- [Problem to solve]:
Within the data that follows, how many lines contain the word "Transfer"? Reply with only the number.

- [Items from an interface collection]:
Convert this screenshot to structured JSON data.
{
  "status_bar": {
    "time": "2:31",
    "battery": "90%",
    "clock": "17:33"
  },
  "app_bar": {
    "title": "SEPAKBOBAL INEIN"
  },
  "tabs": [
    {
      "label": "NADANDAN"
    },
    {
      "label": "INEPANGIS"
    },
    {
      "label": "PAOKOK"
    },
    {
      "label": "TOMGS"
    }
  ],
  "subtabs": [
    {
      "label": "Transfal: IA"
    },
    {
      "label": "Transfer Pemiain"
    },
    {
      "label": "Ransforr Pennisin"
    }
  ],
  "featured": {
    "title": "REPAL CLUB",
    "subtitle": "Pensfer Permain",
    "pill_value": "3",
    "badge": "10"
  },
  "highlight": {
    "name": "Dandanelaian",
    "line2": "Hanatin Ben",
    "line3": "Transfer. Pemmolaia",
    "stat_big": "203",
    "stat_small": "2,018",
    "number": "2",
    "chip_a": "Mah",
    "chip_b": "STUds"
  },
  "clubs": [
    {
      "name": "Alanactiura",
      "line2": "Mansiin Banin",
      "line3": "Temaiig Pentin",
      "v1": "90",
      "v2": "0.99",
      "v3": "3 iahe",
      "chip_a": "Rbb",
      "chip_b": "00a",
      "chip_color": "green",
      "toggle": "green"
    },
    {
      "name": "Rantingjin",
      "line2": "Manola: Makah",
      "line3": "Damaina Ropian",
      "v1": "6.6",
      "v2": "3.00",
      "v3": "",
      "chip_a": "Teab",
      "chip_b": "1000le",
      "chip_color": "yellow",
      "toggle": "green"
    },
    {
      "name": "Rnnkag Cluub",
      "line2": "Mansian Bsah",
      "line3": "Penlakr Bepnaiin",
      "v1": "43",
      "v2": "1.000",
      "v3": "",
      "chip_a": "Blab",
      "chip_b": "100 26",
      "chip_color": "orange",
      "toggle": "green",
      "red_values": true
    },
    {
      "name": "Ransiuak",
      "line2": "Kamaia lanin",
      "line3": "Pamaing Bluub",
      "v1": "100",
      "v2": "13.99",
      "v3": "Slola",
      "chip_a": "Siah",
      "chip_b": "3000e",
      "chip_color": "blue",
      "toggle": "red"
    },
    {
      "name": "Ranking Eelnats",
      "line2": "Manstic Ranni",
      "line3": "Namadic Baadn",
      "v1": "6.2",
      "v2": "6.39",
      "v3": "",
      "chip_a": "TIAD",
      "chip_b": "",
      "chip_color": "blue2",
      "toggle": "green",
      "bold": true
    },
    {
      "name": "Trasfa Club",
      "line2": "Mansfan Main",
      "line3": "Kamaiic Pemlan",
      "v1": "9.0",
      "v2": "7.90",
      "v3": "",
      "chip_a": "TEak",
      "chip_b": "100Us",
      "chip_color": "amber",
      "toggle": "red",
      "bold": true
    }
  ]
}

- [Exercise answer]:
2